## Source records
____________________
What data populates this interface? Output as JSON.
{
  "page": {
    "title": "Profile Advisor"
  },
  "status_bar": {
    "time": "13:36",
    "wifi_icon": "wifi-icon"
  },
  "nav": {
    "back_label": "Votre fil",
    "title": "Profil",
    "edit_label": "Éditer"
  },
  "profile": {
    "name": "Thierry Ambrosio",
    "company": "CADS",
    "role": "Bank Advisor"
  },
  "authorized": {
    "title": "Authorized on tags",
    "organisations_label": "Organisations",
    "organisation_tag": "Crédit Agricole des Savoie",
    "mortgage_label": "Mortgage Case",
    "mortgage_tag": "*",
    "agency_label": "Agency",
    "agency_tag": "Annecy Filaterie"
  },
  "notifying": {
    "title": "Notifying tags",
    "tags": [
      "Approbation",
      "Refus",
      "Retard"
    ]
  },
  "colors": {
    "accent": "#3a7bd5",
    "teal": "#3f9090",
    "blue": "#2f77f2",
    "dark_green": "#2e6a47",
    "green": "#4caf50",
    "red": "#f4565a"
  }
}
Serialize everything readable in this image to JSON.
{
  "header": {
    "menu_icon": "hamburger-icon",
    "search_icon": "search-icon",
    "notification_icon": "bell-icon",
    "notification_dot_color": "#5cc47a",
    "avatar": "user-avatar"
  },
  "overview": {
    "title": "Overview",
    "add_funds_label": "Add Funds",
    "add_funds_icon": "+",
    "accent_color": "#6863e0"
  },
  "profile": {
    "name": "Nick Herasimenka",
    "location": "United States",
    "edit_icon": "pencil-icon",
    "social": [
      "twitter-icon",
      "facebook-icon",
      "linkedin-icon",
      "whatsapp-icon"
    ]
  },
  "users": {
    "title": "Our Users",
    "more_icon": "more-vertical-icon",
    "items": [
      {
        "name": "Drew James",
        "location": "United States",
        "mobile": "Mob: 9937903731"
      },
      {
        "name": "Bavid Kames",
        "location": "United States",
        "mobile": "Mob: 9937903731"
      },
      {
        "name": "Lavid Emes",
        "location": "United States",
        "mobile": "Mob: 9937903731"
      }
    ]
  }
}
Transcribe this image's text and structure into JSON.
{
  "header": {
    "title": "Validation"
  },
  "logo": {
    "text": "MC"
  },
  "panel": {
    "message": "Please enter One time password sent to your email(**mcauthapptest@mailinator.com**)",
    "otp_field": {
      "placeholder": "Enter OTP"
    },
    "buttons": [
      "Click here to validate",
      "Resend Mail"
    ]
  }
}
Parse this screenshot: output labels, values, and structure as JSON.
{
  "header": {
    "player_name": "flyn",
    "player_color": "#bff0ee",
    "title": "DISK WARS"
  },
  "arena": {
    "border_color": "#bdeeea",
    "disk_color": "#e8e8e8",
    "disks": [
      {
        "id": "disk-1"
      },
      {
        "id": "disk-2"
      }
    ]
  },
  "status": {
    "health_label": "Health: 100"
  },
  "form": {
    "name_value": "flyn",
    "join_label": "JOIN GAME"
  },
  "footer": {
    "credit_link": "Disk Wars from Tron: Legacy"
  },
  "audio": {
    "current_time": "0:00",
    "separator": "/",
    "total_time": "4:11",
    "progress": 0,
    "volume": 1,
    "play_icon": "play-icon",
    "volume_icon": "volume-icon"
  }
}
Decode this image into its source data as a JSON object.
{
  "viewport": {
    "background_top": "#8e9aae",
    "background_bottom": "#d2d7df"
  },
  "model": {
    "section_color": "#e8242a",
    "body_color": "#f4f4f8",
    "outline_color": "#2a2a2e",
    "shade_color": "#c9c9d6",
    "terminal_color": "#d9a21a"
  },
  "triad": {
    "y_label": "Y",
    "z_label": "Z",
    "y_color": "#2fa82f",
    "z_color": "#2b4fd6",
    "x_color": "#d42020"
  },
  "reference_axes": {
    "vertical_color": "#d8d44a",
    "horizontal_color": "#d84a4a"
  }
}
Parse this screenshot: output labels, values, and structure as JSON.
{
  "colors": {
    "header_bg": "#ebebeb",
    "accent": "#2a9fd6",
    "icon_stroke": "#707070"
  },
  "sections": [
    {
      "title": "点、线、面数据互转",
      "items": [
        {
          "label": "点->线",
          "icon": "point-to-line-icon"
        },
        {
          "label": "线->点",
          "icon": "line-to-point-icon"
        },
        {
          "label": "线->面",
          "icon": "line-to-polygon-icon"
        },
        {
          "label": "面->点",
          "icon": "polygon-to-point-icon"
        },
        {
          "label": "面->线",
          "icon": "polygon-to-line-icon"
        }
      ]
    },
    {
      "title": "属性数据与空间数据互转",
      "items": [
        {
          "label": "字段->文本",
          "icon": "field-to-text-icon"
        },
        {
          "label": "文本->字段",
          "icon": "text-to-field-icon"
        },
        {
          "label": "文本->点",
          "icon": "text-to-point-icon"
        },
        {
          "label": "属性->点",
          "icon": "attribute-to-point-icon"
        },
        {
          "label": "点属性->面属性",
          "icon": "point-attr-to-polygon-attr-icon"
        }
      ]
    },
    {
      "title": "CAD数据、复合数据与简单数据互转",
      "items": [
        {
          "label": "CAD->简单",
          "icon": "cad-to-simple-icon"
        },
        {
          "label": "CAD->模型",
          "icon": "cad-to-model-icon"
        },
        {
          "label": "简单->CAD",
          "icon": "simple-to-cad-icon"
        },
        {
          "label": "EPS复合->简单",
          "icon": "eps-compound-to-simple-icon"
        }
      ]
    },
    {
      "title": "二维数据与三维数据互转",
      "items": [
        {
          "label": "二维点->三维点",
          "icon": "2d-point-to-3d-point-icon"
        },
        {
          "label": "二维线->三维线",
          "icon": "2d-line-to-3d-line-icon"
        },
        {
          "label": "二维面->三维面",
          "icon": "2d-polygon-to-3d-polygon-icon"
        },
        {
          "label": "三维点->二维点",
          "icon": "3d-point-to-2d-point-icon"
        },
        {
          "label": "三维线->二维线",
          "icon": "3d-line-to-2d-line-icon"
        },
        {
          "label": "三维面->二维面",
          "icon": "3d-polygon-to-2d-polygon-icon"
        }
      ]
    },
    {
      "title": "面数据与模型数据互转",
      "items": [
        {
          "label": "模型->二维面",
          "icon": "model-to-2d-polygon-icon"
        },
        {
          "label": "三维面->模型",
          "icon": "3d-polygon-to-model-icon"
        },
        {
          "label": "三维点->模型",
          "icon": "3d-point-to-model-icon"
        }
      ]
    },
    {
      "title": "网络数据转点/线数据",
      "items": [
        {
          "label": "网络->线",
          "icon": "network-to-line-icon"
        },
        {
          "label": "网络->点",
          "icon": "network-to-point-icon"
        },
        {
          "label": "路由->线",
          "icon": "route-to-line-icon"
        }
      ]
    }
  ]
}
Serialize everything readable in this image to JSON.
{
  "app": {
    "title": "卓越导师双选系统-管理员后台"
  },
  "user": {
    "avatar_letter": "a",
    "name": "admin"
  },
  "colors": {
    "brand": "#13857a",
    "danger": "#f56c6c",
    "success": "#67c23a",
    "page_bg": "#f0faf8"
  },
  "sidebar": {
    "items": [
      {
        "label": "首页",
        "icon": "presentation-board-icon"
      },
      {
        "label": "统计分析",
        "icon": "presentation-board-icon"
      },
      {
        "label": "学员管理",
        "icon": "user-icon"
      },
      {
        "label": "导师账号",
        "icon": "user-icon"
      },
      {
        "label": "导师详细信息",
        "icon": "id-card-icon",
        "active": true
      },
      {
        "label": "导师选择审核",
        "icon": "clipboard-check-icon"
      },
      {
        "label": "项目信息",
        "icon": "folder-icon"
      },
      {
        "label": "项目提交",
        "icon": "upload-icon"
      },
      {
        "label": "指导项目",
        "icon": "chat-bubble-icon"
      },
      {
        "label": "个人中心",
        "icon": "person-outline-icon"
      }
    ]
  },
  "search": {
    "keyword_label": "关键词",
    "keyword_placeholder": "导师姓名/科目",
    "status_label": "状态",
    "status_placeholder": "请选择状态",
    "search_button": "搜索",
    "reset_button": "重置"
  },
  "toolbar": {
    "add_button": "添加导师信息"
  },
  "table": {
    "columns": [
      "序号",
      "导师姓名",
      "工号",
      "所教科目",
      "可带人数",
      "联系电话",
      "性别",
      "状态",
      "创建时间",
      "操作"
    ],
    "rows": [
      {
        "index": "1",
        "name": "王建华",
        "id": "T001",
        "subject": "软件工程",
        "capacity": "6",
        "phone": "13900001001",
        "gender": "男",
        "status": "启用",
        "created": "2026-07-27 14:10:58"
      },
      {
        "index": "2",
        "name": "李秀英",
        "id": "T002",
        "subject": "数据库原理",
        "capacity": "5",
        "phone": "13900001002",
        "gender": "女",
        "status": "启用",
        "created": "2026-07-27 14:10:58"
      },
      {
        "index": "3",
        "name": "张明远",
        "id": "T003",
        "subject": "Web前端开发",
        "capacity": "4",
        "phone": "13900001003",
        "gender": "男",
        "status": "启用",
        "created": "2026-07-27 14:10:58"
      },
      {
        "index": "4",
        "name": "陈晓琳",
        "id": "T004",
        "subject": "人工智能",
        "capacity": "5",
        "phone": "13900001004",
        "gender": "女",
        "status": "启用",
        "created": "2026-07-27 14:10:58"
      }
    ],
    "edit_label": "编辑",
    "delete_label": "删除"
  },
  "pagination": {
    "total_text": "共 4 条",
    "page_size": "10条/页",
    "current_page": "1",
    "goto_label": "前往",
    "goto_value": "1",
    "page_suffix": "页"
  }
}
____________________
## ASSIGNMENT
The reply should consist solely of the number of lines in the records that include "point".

## RESULT
10